A study released this week (Weds 22 Feb) has revealed the top 20 worst job interview questions you might be unlucky to face in 2017.
It was created by anonymous job review website Glassdoor, which compiled the hardest questions users had faced over the previous 12 months. The list of toughies includes: "Provide an estimate for the number of goals in the Premier League", "What's the most selfish thing you've ever done", "How would your enemy describe you", "What am I thinking right now" and at Number One, "What on your CV is the closest thing to a lie?".
Why do they ask these crazy questions? Well, it's become more of a tactic with interviewers nowadays - to throw in a curveball to see how you react and try and get a measure of you as a person rather than hearing your perfectly rehearsed answers. Increasingly, interviewers like to test your initiative and lateral thinking by asking these off-the-wall questions.
Other weird job interview questions I've heard of over the years include: "If you were a pencil and stuck in a blender, how would you get out?" That's pretty out-there!
But it's about being solution-focused and your ability to problem solve. You could answer you'd ask someone to fill the blender with water and float to top, or ask someone to turn it on so you spin to the edge with centrifugal force (a risky answer), bounce out with the rubber or write 'HELP' on the inside in mirror writing - you get the picture.
Don't worry about your answer sounding silly - these questions offer a rare opportunity to demonstrate you have a sense of humour and react positively to pressure. The more memorable your answer, the more likely you are to secure a second interview.
Another is: "What would you take to the moon and why?"
Answers could include: "A laptop so that I could continue to work for you," "My mobile so I could call an Uber" and "A spare petrol can to make sure I have enough fuel to get home again". Or you could answer that you think manned flights are a waste of resources - which is a good answer if they are looking for someone ballsy.
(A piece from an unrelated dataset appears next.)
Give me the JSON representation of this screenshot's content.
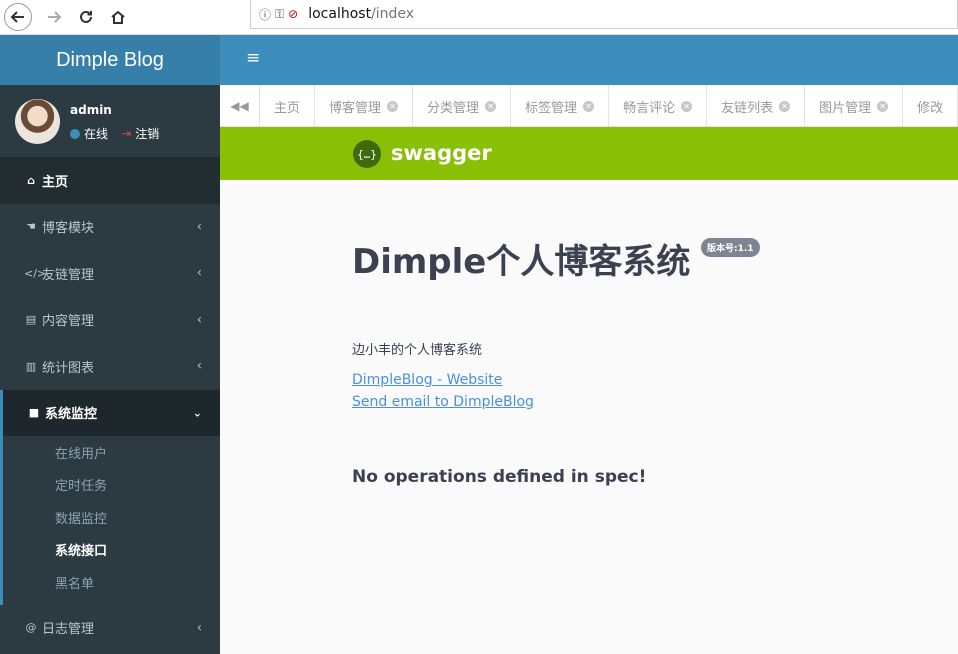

You just need to think on your feet and remember that it's okay to be contrarian - just don't be a Rottweiler.
Another example of these tricky questions might be: "How many square foot of pizza is eaten in the UK each year?" This type of question is a 'market sizing question' - it's designed to test your mathematical prowess, non-verbal reasoning and general knowledge. You can answer using simple algebra made easier by basing your answer on assumptions.
So on the assumption the population of the UK is approximately 60million, working on an average that two out of three people eat pizza, that's 40million people chomping on slices. Let's say each they eat two pieces twice a month. So that's four slices a month per person. If your normal slice of pizza is three inches at the base and 12 inches long, then it's 36 square inches of pizza. So, four pizza slices would be 144 square inches. As one square foot equals 144 square inches , then each person who eats pizza eats one square foot per month. Therefore 40million square foot of pizza per month are scoffed in the UK.
You could be funny at the end and say you hope none of them had pineapple on too (showing your outstanding knowledge of current pizza eating trends in the Icelandic presidential palace!).
These wacky questions are clearly foxing and difficult to prepare for. But luckily there are no wrong or right answers - it's why and how you give the answers that counts.
Basically, the interviewer will be watching you to see if you can think on your feet and answer with confidence and spontaneity.
Public domain image courtesy of Pixaby
Essentially, these kind of questions are about how you react under pressure, your ability to problem solve, sense of humour, whether you have quick, out-of-the box, blue sky, lateral thinking, confidence in your convictions, innovative ideas, spatial awareness and mathematical capability. Equally the interviewer may just be a sadist who wants to see you squirm!
Ask yourself 'Why are they asking me this'? Focus - your brain can only concentrate on a few things at once. If you are thinking, "What if I sound like an idiot? I don't want to screw up" and "Argh, this interviewer is being awful"- then that doesn't leave you with much brain space to come up with a brilliant answer. So don't let yourself get distracted by negative thoughts.
Ultimately - pause. Pausing is your friend - it gives you time to think and, importantly, the interviewer time to catch up. Think about why they are asking these bonkers questions, then answer strategically and show your true colours, use your brain and be yourself.
That second job interview is in the bag...